Of course, the Internet has been a boon to intrepid record collectors, in the way it has opened up new distribution channels and ensured that everything you want is two clicks and a few keystrokes away. But the rise of the Internet has also placed a new premium on the act of discovery: If everything is available to everyone at all times, than the value of discovering something seemingly lost to the ages is sky-high. Uniqueness is the new currency. Just ask Sean Pelletier, whose one-man crusade to rehabilitate Pentagram started with an afternoon blowing dust off vinyl records in a treasure-hunting expedition. Or the fine folks at Drag City, who’ve had a great run reissuing metal-tinged oddities from the ‘70s and ‘80s like DWARR and Detroit’s Death.
In 2012, everything old is new again and, yet, there’s always some new/old chestnut waiting for a revival. Here’s one no one saw coming: a re-release – on Jason Flowers’ excellent Canadian label Supreme Echo – of Northern Haze’s 1985 LP Sinnaktuq, the first Indigenous rock album ever recorded in America. Originally released by the Canadian Broadcasting Corporation in a limited edition of 500 copies and distributed to libraries, Supreme Echo has recently rereleased Sinnaktuq with expanded liner notes, one additional song recorded by the original lineup in 2002 and three more tracks recorded in 2010 by Northern Haze’s reconfigured four-man lineup.

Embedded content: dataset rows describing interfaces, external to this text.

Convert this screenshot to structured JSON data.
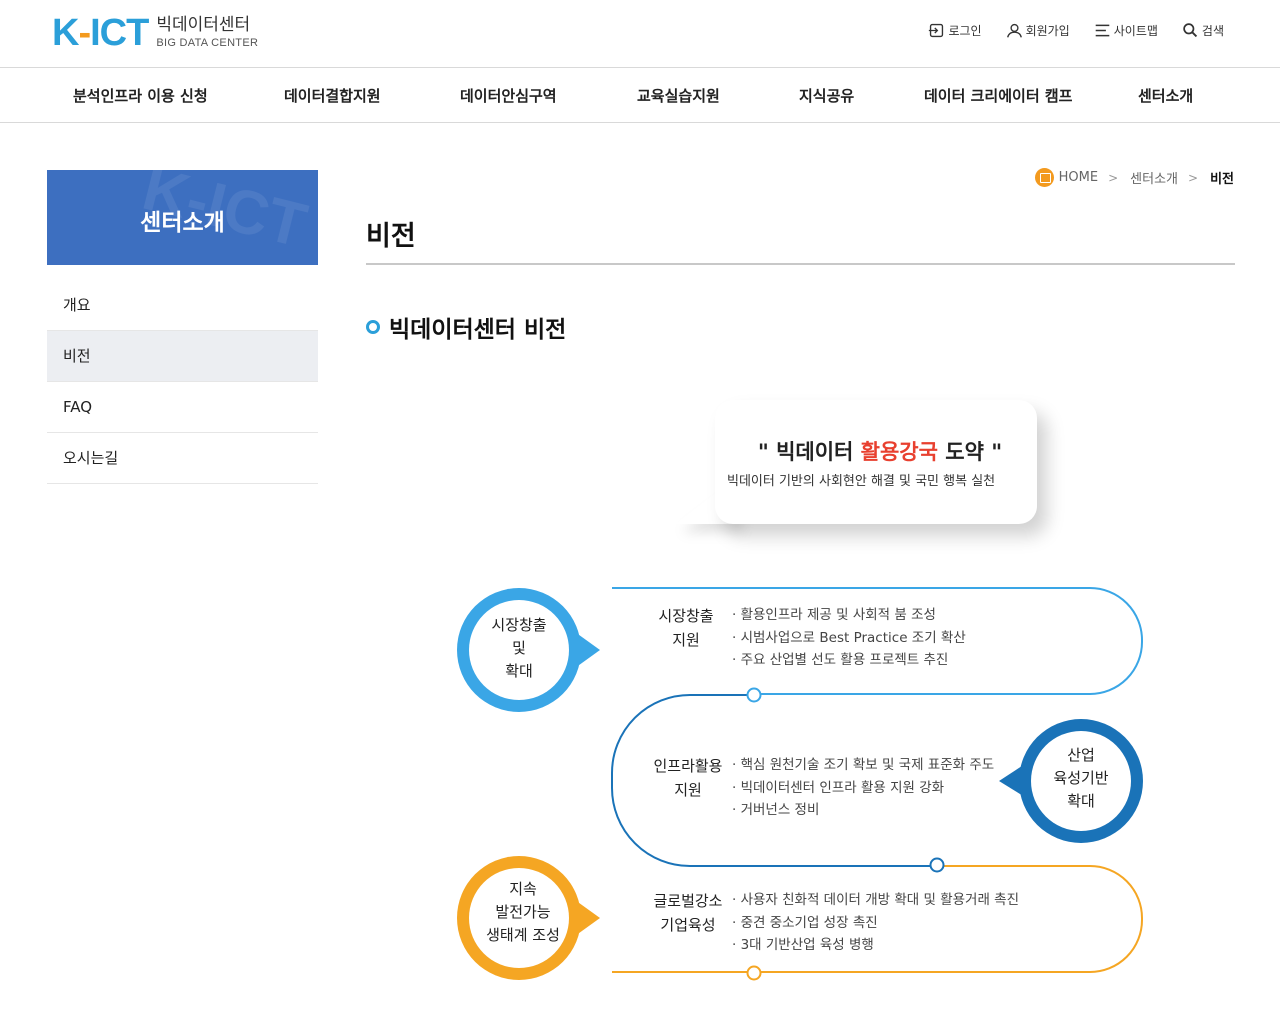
{
  "header": {
    "logo": {
      "k": "K",
      "dash": "-",
      "ict": "ICT",
      "title_kr": "빅데이터센터",
      "title_en": "BIG DATA CENTER"
    },
    "util": [
      {
        "label": "로그인",
        "icon": "login-icon"
      },
      {
        "label": "회원가입",
        "icon": "user-icon"
      },
      {
        "label": "사이트맵",
        "icon": "menu-icon"
      },
      {
        "label": "검색",
        "icon": "search-icon"
      }
    ],
    "gnb": [
      "분석인프라 이용 신청",
      "데이터결합지원",
      "데이터안심구역",
      "교육실습지원",
      "지식공유",
      "데이터 크리에이터 캠프",
      "센터소개"
    ]
  },
  "sidebar": {
    "title": "센터소개",
    "watermark": "K-ICT",
    "items": [
      {
        "label": "개요",
        "active": false
      },
      {
        "label": "비전",
        "active": true
      },
      {
        "label": "FAQ",
        "active": false
      },
      {
        "label": "오시는길",
        "active": false
      }
    ]
  },
  "breadcrumb": {
    "home": "HOME",
    "parent": "센터소개",
    "current": "비전"
  },
  "page": {
    "title": "비전",
    "section_title": "빅데이터센터 비전"
  },
  "vision": {
    "quote_open": "\" 빅데이터 ",
    "quote_em": "활용강국",
    "quote_close": " 도약 \"",
    "sub": "빅데이터 기반의 사회현안 해결 및 국민 행복 실천"
  },
  "diagram": {
    "circles": [
      {
        "label_lines": [
          "시장창출",
          "및",
          "확대"
        ],
        "color": "#3aa6e6"
      },
      {
        "label_lines": [
          "산업",
          "육성기반",
          "확대"
        ],
        "color": "#1a73b8"
      },
      {
        "label_lines": [
          "지속",
          "발전가능",
          "생태계 조성"
        ],
        "color": "#f5a623"
      }
    ],
    "rows": [
      {
        "title_lines": [
          "시장창출",
          "지원"
        ],
        "items": [
          "· 활용인프라 제공 및 사회적 붐 조성",
          "· 시범사업으로 Best Practice 조기 확산",
          "· 주요 산업별 선도 활용 프로젝트 추진"
        ]
      },
      {
        "title_lines": [
          "인프라활용",
          "지원"
        ],
        "items": [
          "· 핵심 원천기술 조기 확보 및 국제 표준화 주도",
          "· 빅데이터센터 인프라 활용 지원 강화",
          "· 거버넌스 정비"
        ]
      },
      {
        "title_lines": [
          "글로벌강소",
          "기업육성"
        ],
        "items": [
          "· 사용자 친화적 데이터 개방 확대 및 활용거래 촉진",
          "· 중견 중소기업 성장 촉진",
          "· 3대 기반산업 육성 병행"
        ]
      }
    ]
  },
  "colors": {
    "brand_blue": "#2b9fd9",
    "brand_orange": "#f39a1e",
    "sidebar_bg": "#3d6fc0",
    "accent_red": "#e8402f"
  }
}
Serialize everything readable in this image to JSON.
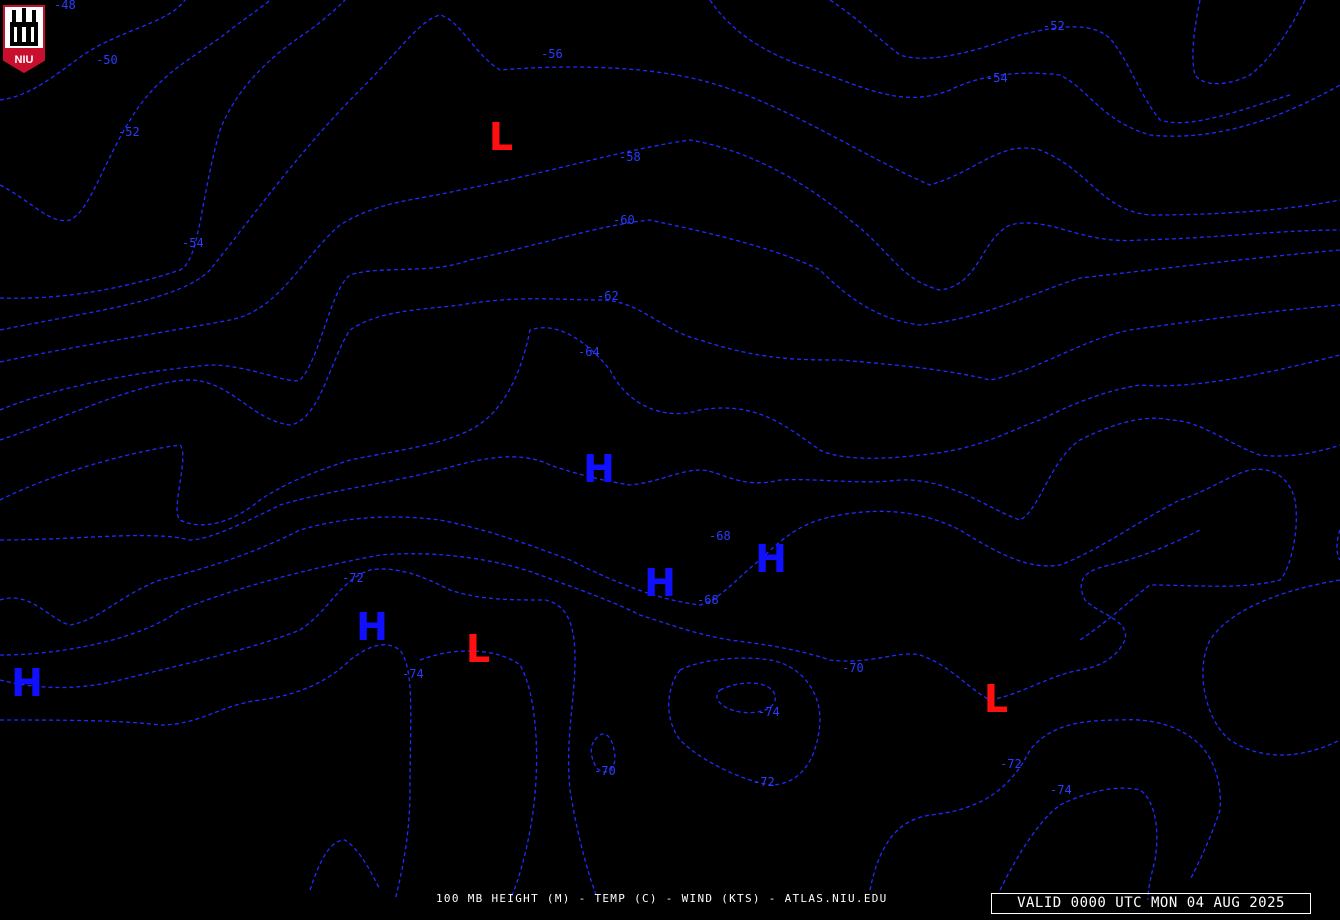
{
  "colors": {
    "background": "#000000",
    "contour": "#1f2cff",
    "contour_label": "#2a3cff",
    "high": "#1010ff",
    "low": "#ff1010",
    "footer_text": "#ffffff",
    "logo_red": "#c8102e"
  },
  "logo": {
    "text": "NIU",
    "icon": "university-tower-logo"
  },
  "map": {
    "contour_labels": [
      "-48",
      "-50",
      "-52",
      "-54",
      "-56",
      "-58",
      "-60",
      "-62",
      "-64",
      "-68",
      "-68",
      "-70",
      "-70",
      "-72",
      "-72",
      "-72",
      "-74",
      "-74",
      "-74",
      "-52",
      "-54"
    ],
    "pressure_centers": [
      {
        "kind": "L"
      },
      {
        "kind": "H"
      },
      {
        "kind": "H"
      },
      {
        "kind": "H"
      },
      {
        "kind": "H"
      },
      {
        "kind": "H"
      },
      {
        "kind": "L"
      },
      {
        "kind": "L"
      }
    ]
  },
  "footer": {
    "caption": "100 MB HEIGHT (M) - TEMP (C) - WIND (KTS) - ATLAS.NIU.EDU",
    "valid": "VALID 0000 UTC MON 04 AUG 2025"
  }
}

The record is pretty fascinating: Black Sabbath/ Vanilla Fudge/ Blue Cheer-style molten rock with a pronounced Jimi Hendrix influence, all sung and recorded in the group’s native language, Inuktitut. As the documentary below revealed, Northern Haze rarely ventured outside of the tiny Arctic Circle community Igloolik to play gigs – the recording sessions (coordinated by the CBC) that spawned Sinnaktuq and a handful of British Columbia festival performances were the lone exception. In 2011, the quartet (which includes three original members) reconvened after the reissue and documentary with the intention of recording a new album. If it’s anything like “Qaina,” which fuses the 4,000-year-old Inuit tradition of “ayi ayi” songs with ‘70s stoner idioms, it’s gonna be sweet.
Living the Dream: Northern Haze